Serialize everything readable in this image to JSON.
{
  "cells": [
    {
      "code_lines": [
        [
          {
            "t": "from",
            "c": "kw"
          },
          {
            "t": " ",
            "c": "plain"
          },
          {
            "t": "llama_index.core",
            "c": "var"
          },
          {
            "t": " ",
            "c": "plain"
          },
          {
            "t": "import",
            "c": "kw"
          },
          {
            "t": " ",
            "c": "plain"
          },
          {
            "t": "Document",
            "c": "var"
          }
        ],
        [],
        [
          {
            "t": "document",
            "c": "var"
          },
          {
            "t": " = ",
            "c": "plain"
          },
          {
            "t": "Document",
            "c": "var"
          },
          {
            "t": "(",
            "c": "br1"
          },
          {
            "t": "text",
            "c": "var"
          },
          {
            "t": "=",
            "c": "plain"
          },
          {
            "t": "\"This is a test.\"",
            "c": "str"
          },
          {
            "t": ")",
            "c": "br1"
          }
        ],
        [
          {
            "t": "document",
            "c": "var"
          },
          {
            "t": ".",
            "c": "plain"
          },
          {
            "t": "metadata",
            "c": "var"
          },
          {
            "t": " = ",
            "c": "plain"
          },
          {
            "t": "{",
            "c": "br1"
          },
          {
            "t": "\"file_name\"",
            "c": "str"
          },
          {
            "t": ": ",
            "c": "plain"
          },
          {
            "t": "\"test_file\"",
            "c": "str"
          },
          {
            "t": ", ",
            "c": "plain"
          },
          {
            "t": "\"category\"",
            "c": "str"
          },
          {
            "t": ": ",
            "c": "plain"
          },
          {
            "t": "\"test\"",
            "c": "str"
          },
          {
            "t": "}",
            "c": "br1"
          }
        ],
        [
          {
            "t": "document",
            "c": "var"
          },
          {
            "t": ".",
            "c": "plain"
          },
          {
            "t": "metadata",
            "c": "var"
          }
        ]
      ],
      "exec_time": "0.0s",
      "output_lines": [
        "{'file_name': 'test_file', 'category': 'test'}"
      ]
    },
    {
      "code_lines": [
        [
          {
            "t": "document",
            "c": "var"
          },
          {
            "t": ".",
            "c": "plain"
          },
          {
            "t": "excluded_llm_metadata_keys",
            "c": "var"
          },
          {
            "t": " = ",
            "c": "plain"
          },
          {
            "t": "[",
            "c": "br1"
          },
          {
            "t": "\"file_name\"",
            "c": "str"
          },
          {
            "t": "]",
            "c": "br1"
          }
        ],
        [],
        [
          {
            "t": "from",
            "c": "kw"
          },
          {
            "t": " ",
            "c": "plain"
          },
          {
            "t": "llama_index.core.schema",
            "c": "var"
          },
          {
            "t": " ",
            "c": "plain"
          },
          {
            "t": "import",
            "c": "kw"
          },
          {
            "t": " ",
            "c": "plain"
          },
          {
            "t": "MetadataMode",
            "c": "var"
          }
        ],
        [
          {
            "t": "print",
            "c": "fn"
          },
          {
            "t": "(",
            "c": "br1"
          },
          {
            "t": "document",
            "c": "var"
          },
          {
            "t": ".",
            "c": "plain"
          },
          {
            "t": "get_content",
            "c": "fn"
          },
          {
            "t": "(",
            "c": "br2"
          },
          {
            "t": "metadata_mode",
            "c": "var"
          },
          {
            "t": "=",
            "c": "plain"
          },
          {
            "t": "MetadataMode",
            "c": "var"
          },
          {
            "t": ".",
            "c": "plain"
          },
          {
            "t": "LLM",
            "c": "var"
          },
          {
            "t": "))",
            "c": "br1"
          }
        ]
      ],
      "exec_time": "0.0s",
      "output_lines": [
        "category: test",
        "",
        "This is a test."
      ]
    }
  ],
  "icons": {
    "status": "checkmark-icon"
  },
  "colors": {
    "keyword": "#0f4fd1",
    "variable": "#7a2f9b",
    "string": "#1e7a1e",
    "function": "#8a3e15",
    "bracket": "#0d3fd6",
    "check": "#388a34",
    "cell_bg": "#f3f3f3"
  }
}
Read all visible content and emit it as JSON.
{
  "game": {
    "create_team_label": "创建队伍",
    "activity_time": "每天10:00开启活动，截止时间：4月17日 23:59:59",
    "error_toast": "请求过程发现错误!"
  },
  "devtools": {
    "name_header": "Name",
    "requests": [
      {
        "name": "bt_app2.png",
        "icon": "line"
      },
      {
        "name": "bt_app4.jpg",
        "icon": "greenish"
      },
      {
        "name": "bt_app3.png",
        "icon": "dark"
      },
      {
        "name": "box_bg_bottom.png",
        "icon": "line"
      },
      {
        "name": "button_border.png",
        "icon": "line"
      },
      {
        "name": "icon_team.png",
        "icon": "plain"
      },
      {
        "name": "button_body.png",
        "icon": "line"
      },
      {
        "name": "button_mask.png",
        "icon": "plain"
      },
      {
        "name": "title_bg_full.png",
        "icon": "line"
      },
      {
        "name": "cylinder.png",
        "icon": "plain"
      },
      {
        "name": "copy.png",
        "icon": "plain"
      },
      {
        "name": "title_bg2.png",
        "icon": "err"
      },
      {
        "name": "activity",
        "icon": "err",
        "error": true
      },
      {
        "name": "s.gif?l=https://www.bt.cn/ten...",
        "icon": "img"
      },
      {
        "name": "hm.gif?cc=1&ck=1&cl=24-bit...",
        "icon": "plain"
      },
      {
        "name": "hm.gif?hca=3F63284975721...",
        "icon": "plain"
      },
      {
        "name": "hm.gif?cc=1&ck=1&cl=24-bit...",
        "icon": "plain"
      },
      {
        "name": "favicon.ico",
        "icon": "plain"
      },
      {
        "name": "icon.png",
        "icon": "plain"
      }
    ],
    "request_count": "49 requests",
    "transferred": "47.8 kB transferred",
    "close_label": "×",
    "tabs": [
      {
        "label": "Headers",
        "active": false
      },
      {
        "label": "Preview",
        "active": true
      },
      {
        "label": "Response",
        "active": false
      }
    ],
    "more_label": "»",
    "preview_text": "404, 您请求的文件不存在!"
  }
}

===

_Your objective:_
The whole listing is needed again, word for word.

_Answer space:_
Serialize everything readable in this image to JSON.
{
  "cells": [
    {
      "code_lines": [
        [
          {
            "t": "from",
            "c": "kw"
          },
          {
            "t": " ",
            "c": "plain"
          },
          {
            "t": "llama_index.core",
            "c": "var"
          },
          {
            "t": " ",
            "c": "plain"
          },
          {
            "t": "import",
            "c": "kw"
          },
          {
            "t": " ",
            "c": "plain"
          },
          {
            "t": "Document",
            "c": "var"
          }
        ],
        [],
        [
          {
            "t": "document",
            "c": "var"
          },
          {
            "t": " = ",
            "c": "plain"
          },
          {
            "t": "Document",
            "c": "var"
          },
          {
            "t": "(",
            "c": "br1"
          },
          {
            "t": "text",
            "c": "var"
          },
          {
            "t": "=",
            "c": "plain"
          },
          {
            "t": "\"This is a test.\"",
            "c": "str"
          },
          {
            "t": ")",
            "c": "br1"
          }
        ],
        [
          {
            "t": "document",
            "c": "var"
          },
          {
            "t": ".",
            "c": "plain"
          },
          {
            "t": "metadata",
            "c": "var"
          },
          {
            "t": " = ",
            "c": "plain"
          },
          {
            "t": "{",
            "c": "br1"
          },
          {
            "t": "\"file_name\"",
            "c": "str"
          },
          {
            "t": ": ",
            "c": "plain"
          },
          {
            "t": "\"test_file\"",
            "c": "str"
          },
          {
            "t": ", ",
            "c": "plain"
          },
          {
            "t": "\"category\"",
            "c": "str"
          },
          {
            "t": ": ",
            "c": "plain"
          },
          {
            "t": "\"test\"",
            "c": "str"
          },
          {
            "t": "}",
            "c": "br1"
          }
        ],
        [
          {
            "t": "document",
            "c": "var"
          },
          {
            "t": ".",
            "c": "plain"
          },
          {
            "t": "metadata",
            "c": "var"
          }
        ]
      ],
      "exec_time": "0.0s",
      "output_lines": [
        "{'file_name': 'test_file', 'category': 'test'}"
      ]
    },
    {
      "code_lines": [
        [
          {
            "t": "document",
            "c": "var"
          },
          {
            "t": ".",
            "c": "plain"
          },
          {
            "t": "excluded_llm_metadata_keys",
            "c": "var"
          },
          {
            "t": " = ",
            "c": "plain"
          },
          {
            "t": "[",
            "c": "br1"
          },
          {
            "t": "\"file_name\"",
            "c": "str"
          },
          {
            "t": "]",
            "c": "br1"
          }
        ],
        [],
        [
          {
            "t": "from",
            "c": "kw"
          },
          {
            "t": " ",
            "c": "plain"
          },
          {
            "t": "llama_index.core.schema",
            "c": "var"
          },
          {
            "t": " ",
            "c": "plain"
          },
          {
            "t": "import",
            "c": "kw"
          },
          {
            "t": " ",
            "c": "plain"
          },
          {
            "t": "MetadataMode",
            "c": "var"
          }
        ],
        [
          {
            "t": "print",
            "c": "fn"
          },
          {
            "t": "(",
            "c": "br1"
          },
          {
            "t": "document",
            "c": "var"
          },
          {
            "t": ".",
            "c": "plain"
          },
          {
            "t": "get_content",
            "c": "fn"
          },
          {
            "t": "(",
            "c": "br2"
          },
          {
            "t": "metadata_mode",
            "c": "var"
          },
          {
            "t": "=",
            "c": "plain"
          },
          {
            "t": "MetadataMode",
            "c": "var"
          },
          {
            "t": ".",
            "c": "plain"
          },
          {
            "t": "LLM",
            "c": "var"
          },
          {
            "t": "))",
            "c": "br1"
          }
        ]
      ],
      "exec_time": "0.0s",
      "output_lines": [
        "category: test",
        "",
        "This is a test."
      ]
    }
  ],
  "icons": {
    "status": "checkmark-icon"
  },
  "colors": {
    "keyword": "#0f4fd1",
    "variable": "#7a2f9b",
    "string": "#1e7a1e",
    "function": "#8a3e15",
    "bracket": "#0d3fd6",
    "check": "#388a34",
    "cell_bg": "#f3f3f3"
  }
}
Read all visible content and emit it as JSON.
{
  "game": {
    "create_team_label": "创建队伍",
    "activity_time": "每天10:00开启活动，截止时间：4月17日 23:59:59",
    "error_toast": "请求过程发现错误!"
  },
  "devtools": {
    "name_header": "Name",
    "requests": [
      {
        "name": "bt_app2.png",
        "icon": "line"
      },
      {
        "name": "bt_app4.jpg",
        "icon": "greenish"
      },
      {
        "name": "bt_app3.png",
        "icon": "dark"
      },
      {
        "name": "box_bg_bottom.png",
        "icon": "line"
      },
      {
        "name": "button_border.png",
        "icon": "line"
      },
      {
        "name": "icon_team.png",
        "icon": "plain"
      },
      {
        "name": "button_body.png",
        "icon": "line"
      },
      {
        "name": "button_mask.png",
        "icon": "plain"
      },
      {
        "name": "title_bg_full.png",
        "icon": "line"
      },
      {
        "name": "cylinder.png",
        "icon": "plain"
      },
      {
        "name": "copy.png",
        "icon": "plain"
      },
      {
        "name": "title_bg2.png",
        "icon": "err"
      },
      {
        "name": "activity",
        "icon": "err",
        "error": true
      },
      {
        "name": "s.gif?l=https://www.bt.cn/ten...",
        "icon": "img"
      },
      {
        "name": "hm.gif?cc=1&ck=1&cl=24-bit...",
        "icon": "plain"
      },
      {
        "name": "hm.gif?hca=3F63284975721...",
        "icon": "plain"
      },
      {
        "name": "hm.gif?cc=1&ck=1&cl=24-bit...",
        "icon": "plain"
      },
      {
        "name": "favicon.ico",
        "icon": "plain"
      },
      {
        "name": "icon.png",
        "icon": "plain"
      }
    ],
    "request_count": "49 requests",
    "transferred": "47.8 kB transferred",
    "close_label": "×",
    "tabs": [
      {
        "label": "Headers",
        "active": false
      },
      {
        "label": "Preview",
        "active": true
      },
      {
        "label": "Response",
        "active": false
      }
    ],
    "more_label": "»",
    "preview_text": "404, 您请求的文件不存在!"
  }
}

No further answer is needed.